Funny you mention the water bottle because my grandfather did the same thing, he would take some the residual warm water from the stove fill a rubber bladder type hot water bottle and take it to bed with him and my Gran on those cool nights
Dogs are bed warmers unless you have a really big one like my male that hogs centre or a old female like my other one with leaky bladder.
Both are banished by the wife that rules the bed
I know the feeling… nothing beats nature’s heat…
I’m not a fan of fire right now!! TomC
Sorry for your loss Tom. I’m glad you didn’t lose your sense of humor with it.
I still make a lot of hot water bottles for my wife. She has a proper " one eyed baby " as her family calls a hot water bottle but when she is feeling cold I frequently fill 2 litre plastic soda bottles with hot water from the tap to augment early night body heat. When my two daughters were home they also got hot water bottles many nights, a bit of warmth until the bed is toasty.
My mother had a slab of soapstone with a handle that she would put on the woodstove to heat. I think maybe originally it was meant for a foot warmer in the buggy. As a youth, I did the bottle of hot water thing. What we now use is some sort of cloth bag filled with raw popcorn, must softer to cuddle. it started out as a tube sock full of rice, then dry beans. Later a sleeve cut off an old sweatshirt sewed shut on both ends.

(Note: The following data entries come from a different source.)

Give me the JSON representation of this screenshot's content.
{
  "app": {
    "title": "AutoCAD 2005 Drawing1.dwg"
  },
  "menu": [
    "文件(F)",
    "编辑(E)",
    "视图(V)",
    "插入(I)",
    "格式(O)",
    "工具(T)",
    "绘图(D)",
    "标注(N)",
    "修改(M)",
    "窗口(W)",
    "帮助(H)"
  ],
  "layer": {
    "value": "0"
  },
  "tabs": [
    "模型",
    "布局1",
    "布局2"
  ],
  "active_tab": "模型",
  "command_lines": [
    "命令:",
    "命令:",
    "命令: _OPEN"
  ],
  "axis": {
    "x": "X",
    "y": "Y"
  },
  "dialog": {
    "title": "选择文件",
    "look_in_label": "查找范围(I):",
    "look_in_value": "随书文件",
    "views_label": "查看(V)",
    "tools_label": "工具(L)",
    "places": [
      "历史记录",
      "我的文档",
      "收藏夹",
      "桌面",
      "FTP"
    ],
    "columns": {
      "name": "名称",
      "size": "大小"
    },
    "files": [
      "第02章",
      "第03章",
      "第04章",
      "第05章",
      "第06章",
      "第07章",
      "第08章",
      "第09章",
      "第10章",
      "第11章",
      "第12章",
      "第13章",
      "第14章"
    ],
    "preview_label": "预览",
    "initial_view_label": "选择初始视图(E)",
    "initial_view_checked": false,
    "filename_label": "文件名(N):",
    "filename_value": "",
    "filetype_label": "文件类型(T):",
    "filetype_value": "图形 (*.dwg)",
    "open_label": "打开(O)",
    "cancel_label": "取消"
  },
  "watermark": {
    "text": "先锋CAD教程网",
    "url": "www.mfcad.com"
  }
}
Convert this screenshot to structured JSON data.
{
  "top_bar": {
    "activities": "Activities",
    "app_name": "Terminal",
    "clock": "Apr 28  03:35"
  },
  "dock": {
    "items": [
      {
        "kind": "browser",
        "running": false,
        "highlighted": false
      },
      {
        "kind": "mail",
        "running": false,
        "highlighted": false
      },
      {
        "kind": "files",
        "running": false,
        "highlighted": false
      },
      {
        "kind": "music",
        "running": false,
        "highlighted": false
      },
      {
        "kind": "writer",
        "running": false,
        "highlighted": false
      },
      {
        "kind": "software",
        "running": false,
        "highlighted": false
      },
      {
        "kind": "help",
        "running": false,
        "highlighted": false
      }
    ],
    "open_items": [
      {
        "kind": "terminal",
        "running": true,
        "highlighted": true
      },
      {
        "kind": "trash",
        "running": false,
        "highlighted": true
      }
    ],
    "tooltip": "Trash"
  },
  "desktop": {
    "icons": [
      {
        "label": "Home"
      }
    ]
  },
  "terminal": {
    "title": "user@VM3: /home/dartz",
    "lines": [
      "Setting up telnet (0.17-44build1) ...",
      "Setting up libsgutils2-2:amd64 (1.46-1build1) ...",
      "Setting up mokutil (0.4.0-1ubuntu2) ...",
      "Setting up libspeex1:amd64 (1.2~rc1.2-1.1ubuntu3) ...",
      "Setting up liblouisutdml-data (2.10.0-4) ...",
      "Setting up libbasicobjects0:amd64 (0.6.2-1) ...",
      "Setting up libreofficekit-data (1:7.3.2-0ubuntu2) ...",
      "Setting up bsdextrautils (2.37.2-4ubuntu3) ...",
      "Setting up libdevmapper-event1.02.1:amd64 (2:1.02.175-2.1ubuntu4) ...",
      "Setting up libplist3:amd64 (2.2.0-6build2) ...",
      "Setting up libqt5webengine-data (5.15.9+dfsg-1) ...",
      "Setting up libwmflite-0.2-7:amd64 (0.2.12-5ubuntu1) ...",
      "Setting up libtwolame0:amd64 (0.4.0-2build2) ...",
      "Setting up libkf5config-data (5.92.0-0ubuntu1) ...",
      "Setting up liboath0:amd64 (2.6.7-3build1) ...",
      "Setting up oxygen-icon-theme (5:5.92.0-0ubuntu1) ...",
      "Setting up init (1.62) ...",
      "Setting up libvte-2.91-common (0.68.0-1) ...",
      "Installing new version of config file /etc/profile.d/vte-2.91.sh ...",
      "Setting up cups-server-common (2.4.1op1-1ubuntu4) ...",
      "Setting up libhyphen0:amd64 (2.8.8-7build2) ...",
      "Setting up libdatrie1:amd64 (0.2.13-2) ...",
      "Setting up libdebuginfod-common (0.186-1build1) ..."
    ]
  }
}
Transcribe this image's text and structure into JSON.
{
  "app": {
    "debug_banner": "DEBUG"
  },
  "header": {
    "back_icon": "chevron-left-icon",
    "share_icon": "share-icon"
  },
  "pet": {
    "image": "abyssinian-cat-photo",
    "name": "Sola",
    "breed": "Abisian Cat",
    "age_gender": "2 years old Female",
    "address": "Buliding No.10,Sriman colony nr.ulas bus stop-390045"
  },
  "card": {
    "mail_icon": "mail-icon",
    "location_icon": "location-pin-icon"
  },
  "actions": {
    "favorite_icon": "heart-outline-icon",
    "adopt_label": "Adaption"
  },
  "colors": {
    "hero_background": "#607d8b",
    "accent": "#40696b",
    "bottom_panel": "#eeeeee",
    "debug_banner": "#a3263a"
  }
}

Later yet store bought fleece bag.
I recall reading about an old time bedwarmer that was a metal pod on a log wooden handle. Fill the pod with coals I think and slide it under the covers. Must have had some sort of insulator around it to prevent sheets charing.
Wyatt; I think those were to carry hot coals from the fireplace down stairs up the the fireplace in the bed room. TomC
Not sure who on the web to believe but by volume all say they were used with heated stones for bedwarming and most say that some were designed for embers and hot ashes and had to be moved about to avoid burning the sheets. There was a translation from 1850s that seemed to be more of an instruction sheet. I tried to link what looked like the most complete but it wouldn’t work for some reason.
Those were called bedwarmers, hot glowing charcoal filled, then sled between the cold sheets to heat the cold bed
a kind of ironing the cold out…
Other styles used a wooden frame to hold up the covers like a tent so a raised heating vessel could warm large areas unattended. One style was called a bed wagon.
Aah the black gold. Endless use for it